One question arose over the weekend:
How do you see LENA technology changing children's lives?
It was an easy answer. Research has proven that children from low income homes hear 30 million fewer words from birth to age 3 than children raised in homes with college educated parents. The amount of language a child hears from birth to age 3 is directly correlated to children’s academic success at age 8. Language skills at age 4 are also correlated to reading comprehension skills in 5th grade. Reading success in fifth grade is predictive of high school graduation rates, and high school graduation is correlated to future job earnings. More than 60% of prison inmates are illiterate.

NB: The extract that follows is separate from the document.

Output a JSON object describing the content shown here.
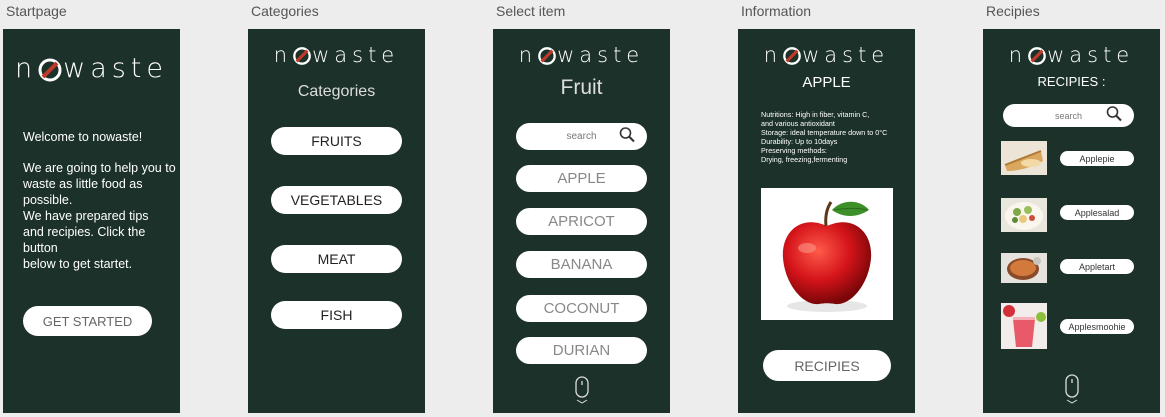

A word gap in early childhood literally creates a cycle of poverty that can last generations. LENA is a concrete, measurable solution to break this chain of events.
During the trip, Jen had the opportunity to read the book titled Great by Choice: Uncertainty, Chaos, and Luck--Why Some Thrive Despite Them All by Jim Collins, the best-selling author of Good to Great. The book was written primarily for business professionals, and it analyzes what makes companies extremely successful even in the face of multiple adversities. Collins compares companies that are matched on almost every factor in order to determine what factors matter the most in outperforming competitors. One of the factors discussed was luck. Do uncontrollable good and bad circumstances play a role in the success of a business and if so, how much?
After analyzing hundreds of variables, Collins determined the following: early in the development of a company, the answer is "yes." Early on, uncontrollable circumstances and bad luck can bankrupt a company that is unprepared. However, after initial start up, all companies face good luck and bad luck equally. At this point, the answer is "no". It matters most how companies respond to circumstances, or their “return on luck.”
In the conclusion of the book, Collins writes the following “we sense a dangerous disease infecting our modern culture and eroding hope; an increasingly prevalent view that greatness owes more to circumstance, even luck, than to action and discipline- that what happens to us matters more than what we do. In games of chance, like a lottery or roulette, this view seems plausible. But taken as an entire philosophy, applied more broadly to human endeavor, it’s a deeply debilitating life perspective, one that we can’t imagine wanting to teach young people. Do we really believe that our actions count for little, that those who create something great are merely lucky, that our circumstances imprison us? Do we want to build a society and a culture that encourage us to believe that we aren’t responsible for our choices and accountable for our performance?”
Like many businesses, the families that we work with face extreme challenges, which one could perceive as a string of bad misfortune: low income, single parent homes, difficulties attaining and keeping jobs, limited ability to speak English, limited social networks, and high levels of stress. In education, it is easy to throw up our hands at the face of such great adversity and give up any hope of improving outcomes for children. Furthermore, we often believe that we do not have the resources to change this misfortune for our families. Far too often, this ends up in a blame game. Parents blame schools for failing to do better. Schools blame parents for not doing their part. Nothing really ever changes and the cycle of poverty continues.
Unlike other educational reforms that have attempted to close the achievement gap through school based initiatives alone, LENA creates a partnership that holds both schools and parents accountable for their choices and actions. Using LENA technology, educators can influence the amount of language that parents speak to their children. LENA is more than a tool that tracks the number of words spoken to children. It is hope. It is the idea that children, through joint action between educators and parents, can rise above the misfortunes of their family circumstances and attain greatness.
At SL3, we believe that LENA changes lives, as it helps educators close the achievement gap by preventing one from forming in the first place.
We are grateful for the opportunity this past weekend to speak on behalf of LENA. We are proud of the Parent Fund at Skokie School District 69 for providing funding for our LENA parent training program. We thank the preschool team of Madison School including: Mary Walsh, Tara Bristow, Katy Barth, Rachelli Soffer, Amanda Barber, Sarah Kalinowski, Elisa Leporini, Danielle Marino, and Bridget Giraldo for engaging on this quest with us. We also thank Dr. Quintin Shepherd, District 69 superintendent, Dr. Megan Aseltine, Director of Special Services, and Chris Basten, principal of Madison School for supporting our efforts. We believe that LENA has the ability to change life trajectories, and we encourage others to follow us in our practices.
Note: In order to help others schools start their own LENA program, we have included our grant application and research support within our previous blog on this topic. Click Here